Task:
Could you give the data that follows again exactly, without its pictures?

Supplied data:
##########

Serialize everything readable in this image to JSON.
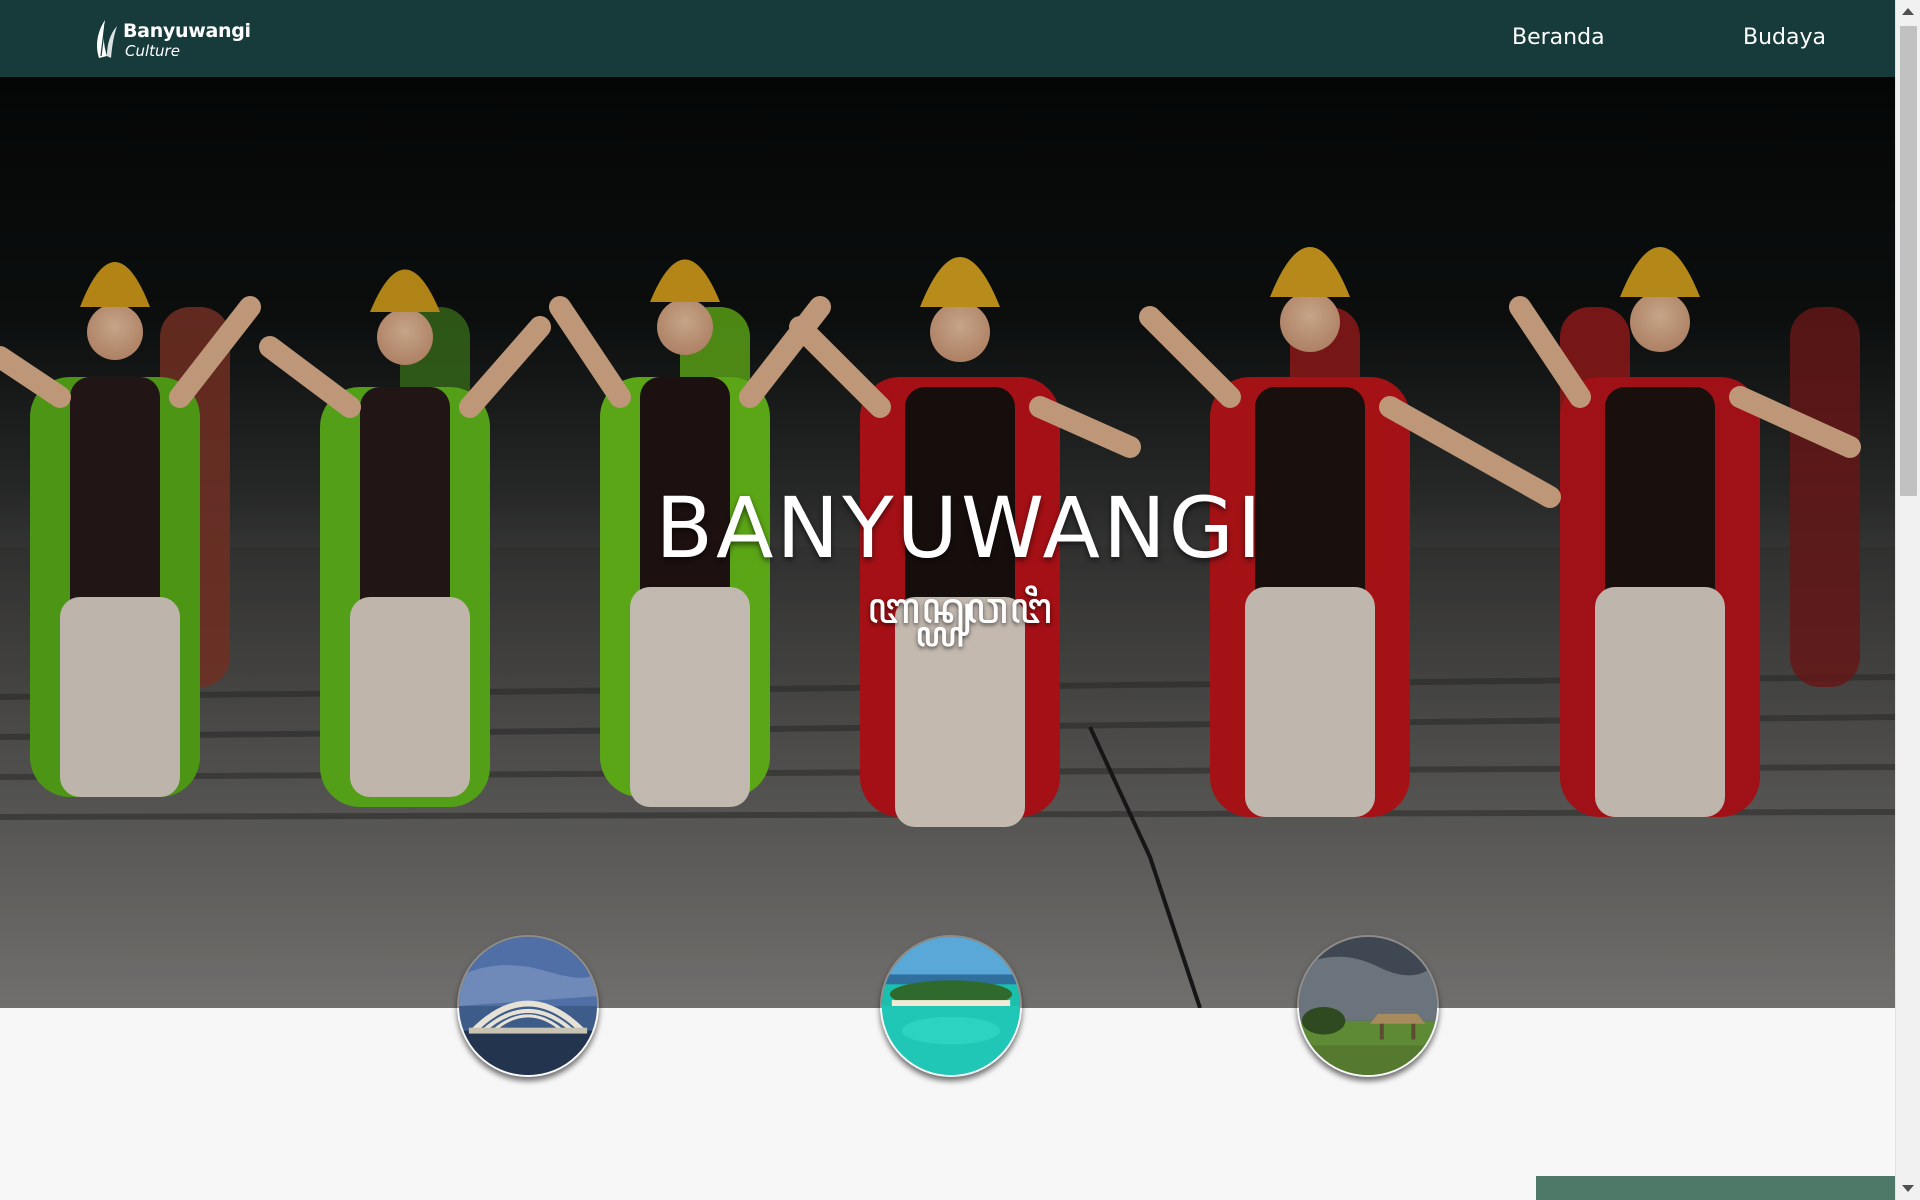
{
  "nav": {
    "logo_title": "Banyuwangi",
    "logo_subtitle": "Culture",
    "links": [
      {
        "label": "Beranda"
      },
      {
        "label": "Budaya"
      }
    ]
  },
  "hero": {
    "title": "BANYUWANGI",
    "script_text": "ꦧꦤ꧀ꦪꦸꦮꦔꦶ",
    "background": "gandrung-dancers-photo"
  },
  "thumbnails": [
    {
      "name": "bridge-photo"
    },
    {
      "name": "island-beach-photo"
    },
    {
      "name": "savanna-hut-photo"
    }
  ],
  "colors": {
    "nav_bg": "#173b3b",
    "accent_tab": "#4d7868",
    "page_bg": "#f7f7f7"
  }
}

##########

Answer area:
Serialize everything readable in this image to JSON.
{
  "nav": {
    "logo_title": "Banyuwangi",
    "logo_subtitle": "Culture",
    "links": [
      {
        "label": "Beranda"
      },
      {
        "label": "Budaya"
      }
    ]
  },
  "hero": {
    "title": "BANYUWANGI",
    "script_text": "ꦧꦤ꧀ꦪꦸꦮꦔꦶ",
    "background": "gandrung-dancers-photo"
  },
  "thumbnails": [
    {
      "name": "bridge-photo"
    },
    {
      "name": "island-beach-photo"
    },
    {
      "name": "savanna-hut-photo"
    }
  ],
  "colors": {
    "nav_bg": "#173b3b",
    "accent_tab": "#4d7868",
    "page_bg": "#f7f7f7"
  }
}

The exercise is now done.